**How to complete this task:** When a line below holds the string "software", show that line.

**Supplied records:**
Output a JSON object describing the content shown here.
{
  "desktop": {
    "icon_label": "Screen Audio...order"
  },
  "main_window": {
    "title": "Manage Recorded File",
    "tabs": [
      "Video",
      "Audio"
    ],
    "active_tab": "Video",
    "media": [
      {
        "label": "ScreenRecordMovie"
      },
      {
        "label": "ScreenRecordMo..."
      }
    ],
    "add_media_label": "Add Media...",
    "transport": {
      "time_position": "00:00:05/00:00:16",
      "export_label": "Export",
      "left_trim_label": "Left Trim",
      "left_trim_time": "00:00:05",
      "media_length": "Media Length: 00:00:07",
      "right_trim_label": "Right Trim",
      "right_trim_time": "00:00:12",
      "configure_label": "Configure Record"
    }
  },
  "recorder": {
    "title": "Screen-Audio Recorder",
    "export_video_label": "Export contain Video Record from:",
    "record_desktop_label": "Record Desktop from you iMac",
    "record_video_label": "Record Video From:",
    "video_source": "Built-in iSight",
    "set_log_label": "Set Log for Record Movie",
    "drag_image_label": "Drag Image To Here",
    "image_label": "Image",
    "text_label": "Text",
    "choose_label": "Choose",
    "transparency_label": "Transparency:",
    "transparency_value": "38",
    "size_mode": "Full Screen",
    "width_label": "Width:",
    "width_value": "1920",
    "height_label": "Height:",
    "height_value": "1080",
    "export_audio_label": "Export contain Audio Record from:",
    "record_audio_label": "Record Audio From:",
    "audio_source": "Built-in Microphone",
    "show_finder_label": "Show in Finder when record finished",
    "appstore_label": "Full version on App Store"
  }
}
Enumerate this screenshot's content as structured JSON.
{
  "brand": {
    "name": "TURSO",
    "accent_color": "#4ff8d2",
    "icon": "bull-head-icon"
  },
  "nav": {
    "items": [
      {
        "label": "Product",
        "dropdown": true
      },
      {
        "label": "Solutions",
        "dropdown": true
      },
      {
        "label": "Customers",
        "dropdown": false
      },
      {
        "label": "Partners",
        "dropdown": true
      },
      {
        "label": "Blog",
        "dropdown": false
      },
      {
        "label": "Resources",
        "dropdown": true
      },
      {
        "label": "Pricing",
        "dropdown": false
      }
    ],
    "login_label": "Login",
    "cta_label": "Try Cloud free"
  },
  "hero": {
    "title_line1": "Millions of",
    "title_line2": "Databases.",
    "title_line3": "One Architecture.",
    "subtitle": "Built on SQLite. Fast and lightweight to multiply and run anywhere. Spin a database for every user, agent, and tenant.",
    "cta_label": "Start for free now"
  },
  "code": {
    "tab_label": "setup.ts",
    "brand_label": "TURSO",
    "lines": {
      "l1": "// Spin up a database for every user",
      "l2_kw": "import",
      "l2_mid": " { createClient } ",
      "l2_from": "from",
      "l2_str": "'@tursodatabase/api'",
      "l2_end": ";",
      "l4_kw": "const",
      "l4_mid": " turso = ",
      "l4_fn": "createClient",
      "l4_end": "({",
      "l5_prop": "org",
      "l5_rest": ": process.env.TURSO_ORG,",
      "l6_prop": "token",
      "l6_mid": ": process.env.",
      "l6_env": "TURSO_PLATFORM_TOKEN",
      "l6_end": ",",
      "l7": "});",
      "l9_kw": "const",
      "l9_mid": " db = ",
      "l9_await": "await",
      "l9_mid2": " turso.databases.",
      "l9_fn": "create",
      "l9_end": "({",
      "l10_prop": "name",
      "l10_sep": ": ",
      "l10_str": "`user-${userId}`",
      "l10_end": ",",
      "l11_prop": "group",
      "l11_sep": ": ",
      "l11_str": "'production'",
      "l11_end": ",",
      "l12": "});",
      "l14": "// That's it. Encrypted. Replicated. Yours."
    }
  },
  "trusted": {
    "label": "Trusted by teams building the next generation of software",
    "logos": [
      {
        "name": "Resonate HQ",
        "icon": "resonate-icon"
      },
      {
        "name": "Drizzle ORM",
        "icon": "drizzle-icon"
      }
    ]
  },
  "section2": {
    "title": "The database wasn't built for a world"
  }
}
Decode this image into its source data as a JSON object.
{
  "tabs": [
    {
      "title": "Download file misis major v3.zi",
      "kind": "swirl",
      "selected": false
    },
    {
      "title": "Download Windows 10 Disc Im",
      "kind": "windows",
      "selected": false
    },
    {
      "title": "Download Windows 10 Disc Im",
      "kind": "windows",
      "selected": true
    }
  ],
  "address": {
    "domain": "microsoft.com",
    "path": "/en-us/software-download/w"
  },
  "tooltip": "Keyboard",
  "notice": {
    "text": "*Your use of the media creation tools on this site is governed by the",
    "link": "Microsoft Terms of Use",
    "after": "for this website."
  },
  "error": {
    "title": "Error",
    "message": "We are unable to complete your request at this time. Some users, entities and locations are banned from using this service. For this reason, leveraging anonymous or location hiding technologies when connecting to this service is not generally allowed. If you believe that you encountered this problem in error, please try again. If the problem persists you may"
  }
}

**Problem solution:**
    "label": "Trusted by teams building the next generation of software",
    "path": "/en-us/software-download/w"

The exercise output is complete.